Along these lines, my guess is that you will be best served in this project by either the Scatter Plot or the Matrix Chart, though the Bar, Line, Stack or Treemap might also help you.

Here’s how I could go about the process:

1. You would be wise to create an Excel spreadsheet to start your project. Through sorting by column for each axis of your data, you can learn trends you might want to bring out in the image. Also, you can use the spreadsheet later to set measurements and coordinates for use in Illustrator.

2. Ask of your data: what stories do you want to tell?

– if comparison over a temporal sequence plays a role, then you might want to consider a linear format with a strong X-axis. Scatterplots, Bar and Line charts all might be well suited to showing changes over time.

– if quantity in comparison plays a strong role (even metaphorical quantities, such as “Bad, Very Bad, Worst”) Then you’ll need to get the viewer to feel that change through relative spaces. Treemaps can work well for this, as can most anything with circles.

– Prioritize your stories: If you’re shooting to show all three sets of data, decide which two are most interesting in comparison, and which one might work well as a separate layer. That’s how Scatter Plots can work, for example – the X and Y axis get compared to one another through each dot’s plot on the map, while the size or color of the dot gets read first as its own layer.

– Any given chart can be altered through removing an axis or taking one away.

3. Once you’ve had a look at your data, isolated the stories, do some sketching by hand. Try out some different scenarios. It may even be that you can think of other ways of framing your sub-queries that would produce more useful results.

4. When you’re ready with a design, start an Illustrator file by establishing a scale for yourself (ie, 1 inch = 10x more of something). Then go ahead and determine the exact measurements, color and location for each item in your database before creating it in Illustrator.

Lastly, some examples for inspiration and information:

Project 05 – Infovisualization (initial homework)

(FINAL PRINT DUE OCT 25. More of the project will be explained next week.)

Read this short article for class Monday.

Choose a dataset – textual, image or otherwise – of a substantial size. Devise a query of your set that you can carry out manually or with computer aid, a query that produces between 25 and 50 results. Then design at least 3 secondary queries that you can pose of those results.

Bring to class your dataset, your query, your three sub-query questions. In class, we’ll design a visualization that reflects the answers to this query and subquery.

Some examples would include:

DATASET: The Holy Bible, King James Version
QUERY: Where does the word “measure” appear?
SUB QUERY 01: What book does it appear in?
SUB QUERY 02: What is being measured?
SUB QUERY 03: Is this for real?

DATASET: My Facebook friends
QUERY: Whom did I add just to be polite?
SUB QUERY 01: Where did I know this person from?
SUB QUERY 02: How many mutual friends do we have?
SUB QUERY 03: Would this person listen to Prince?

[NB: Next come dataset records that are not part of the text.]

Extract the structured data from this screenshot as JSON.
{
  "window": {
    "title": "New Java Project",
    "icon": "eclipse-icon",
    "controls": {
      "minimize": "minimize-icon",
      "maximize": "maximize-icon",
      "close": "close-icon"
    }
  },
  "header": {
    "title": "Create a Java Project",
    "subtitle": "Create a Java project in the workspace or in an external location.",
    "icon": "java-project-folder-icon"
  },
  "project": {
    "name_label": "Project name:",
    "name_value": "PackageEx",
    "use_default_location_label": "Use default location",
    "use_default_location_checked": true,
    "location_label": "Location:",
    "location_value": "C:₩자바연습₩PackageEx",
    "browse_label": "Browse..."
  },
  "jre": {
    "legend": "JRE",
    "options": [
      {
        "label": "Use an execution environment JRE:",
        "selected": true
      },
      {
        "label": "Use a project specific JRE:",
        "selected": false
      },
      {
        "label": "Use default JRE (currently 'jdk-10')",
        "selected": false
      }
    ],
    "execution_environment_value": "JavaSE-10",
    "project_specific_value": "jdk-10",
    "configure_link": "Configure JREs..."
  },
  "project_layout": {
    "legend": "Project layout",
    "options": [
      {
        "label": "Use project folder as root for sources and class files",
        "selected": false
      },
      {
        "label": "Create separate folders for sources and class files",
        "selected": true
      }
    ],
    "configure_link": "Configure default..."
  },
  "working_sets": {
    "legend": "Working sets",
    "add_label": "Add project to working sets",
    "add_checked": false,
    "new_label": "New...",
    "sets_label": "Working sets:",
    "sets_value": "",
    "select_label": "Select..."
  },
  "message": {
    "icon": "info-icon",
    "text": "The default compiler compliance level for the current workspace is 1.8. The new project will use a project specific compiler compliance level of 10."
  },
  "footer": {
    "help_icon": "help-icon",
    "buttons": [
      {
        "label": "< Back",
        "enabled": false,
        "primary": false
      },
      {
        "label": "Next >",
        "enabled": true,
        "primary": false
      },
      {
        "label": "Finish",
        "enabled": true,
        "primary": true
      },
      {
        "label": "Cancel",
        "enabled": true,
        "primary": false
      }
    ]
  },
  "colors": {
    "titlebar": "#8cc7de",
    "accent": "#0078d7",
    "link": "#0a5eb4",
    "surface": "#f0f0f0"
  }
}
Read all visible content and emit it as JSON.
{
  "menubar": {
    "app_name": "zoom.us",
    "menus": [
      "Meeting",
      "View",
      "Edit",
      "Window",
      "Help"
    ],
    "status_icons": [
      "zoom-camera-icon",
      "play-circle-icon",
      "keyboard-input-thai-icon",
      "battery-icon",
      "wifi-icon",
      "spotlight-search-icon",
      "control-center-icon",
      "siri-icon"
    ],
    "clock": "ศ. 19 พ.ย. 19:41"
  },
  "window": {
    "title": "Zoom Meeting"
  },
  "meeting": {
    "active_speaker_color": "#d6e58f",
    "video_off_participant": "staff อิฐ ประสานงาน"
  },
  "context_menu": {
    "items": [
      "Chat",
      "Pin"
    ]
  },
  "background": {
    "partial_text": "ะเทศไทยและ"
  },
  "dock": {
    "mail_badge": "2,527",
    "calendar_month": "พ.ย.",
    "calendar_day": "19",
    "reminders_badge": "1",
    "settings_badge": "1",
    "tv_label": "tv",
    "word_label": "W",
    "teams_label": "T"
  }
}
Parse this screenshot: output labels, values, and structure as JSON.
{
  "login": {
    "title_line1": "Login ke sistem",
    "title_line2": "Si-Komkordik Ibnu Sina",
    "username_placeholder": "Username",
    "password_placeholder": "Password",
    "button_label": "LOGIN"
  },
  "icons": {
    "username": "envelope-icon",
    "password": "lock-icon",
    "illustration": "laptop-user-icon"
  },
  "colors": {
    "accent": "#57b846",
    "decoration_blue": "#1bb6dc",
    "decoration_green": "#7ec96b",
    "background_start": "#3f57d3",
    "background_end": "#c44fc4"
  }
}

DATASET: Google Image search for “first”
QUERY: What are the top 40 results?
SUB QUERY 01: What color distribution is represented across these 40?
SUB QUERY 02: How would I categorize these images?
SUB QUERY 03: What words come after “first” for each one?

I’ll present in class some examples of how you might visualize these results, using Illustrator. We’ll have some time to sketch and begin working on the project.